## STUDY MATERIAL

##########

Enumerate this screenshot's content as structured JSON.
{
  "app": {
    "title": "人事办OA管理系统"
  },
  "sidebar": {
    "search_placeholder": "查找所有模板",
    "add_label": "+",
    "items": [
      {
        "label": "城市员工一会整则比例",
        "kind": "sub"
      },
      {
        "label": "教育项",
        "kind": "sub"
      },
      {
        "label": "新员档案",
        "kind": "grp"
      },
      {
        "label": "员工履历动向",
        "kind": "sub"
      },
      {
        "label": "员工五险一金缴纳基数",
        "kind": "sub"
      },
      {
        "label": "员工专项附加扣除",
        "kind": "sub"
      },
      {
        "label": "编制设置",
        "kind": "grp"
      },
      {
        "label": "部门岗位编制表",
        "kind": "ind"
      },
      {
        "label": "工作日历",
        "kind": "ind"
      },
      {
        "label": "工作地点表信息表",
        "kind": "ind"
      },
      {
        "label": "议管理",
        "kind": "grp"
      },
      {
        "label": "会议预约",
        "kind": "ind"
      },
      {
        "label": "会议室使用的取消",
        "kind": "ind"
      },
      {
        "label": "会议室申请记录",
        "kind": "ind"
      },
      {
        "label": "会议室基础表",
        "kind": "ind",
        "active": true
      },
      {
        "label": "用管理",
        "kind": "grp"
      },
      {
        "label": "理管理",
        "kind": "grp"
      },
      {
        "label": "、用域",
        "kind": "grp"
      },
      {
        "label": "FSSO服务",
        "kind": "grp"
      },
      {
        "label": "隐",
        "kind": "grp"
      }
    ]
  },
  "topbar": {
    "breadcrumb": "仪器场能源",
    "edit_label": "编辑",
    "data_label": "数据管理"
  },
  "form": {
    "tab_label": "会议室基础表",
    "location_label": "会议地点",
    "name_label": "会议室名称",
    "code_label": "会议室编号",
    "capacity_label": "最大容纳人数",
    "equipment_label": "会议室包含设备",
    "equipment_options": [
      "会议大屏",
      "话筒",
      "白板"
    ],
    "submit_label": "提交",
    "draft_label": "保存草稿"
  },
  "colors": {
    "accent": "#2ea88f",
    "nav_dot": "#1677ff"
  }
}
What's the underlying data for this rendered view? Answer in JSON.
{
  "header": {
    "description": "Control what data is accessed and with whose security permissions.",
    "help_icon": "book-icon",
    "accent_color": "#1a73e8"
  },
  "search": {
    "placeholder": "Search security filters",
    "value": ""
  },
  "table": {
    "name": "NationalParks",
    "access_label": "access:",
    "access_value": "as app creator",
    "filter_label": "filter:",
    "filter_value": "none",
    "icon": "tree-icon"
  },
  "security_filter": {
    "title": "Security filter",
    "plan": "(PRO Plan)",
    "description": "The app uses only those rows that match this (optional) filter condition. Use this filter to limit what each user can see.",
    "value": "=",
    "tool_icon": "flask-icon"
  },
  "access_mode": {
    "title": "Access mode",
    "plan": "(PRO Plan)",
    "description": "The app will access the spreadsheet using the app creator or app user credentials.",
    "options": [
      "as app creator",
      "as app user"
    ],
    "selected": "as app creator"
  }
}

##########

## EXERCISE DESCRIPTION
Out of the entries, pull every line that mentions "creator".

## RESULT OF THE EXERCISE
    "access_value": "as app creator",
    "description": "The app will access the spreadsheet using the app creator or app user credentials.",
      "as app creator",
    "selected": "as app creator"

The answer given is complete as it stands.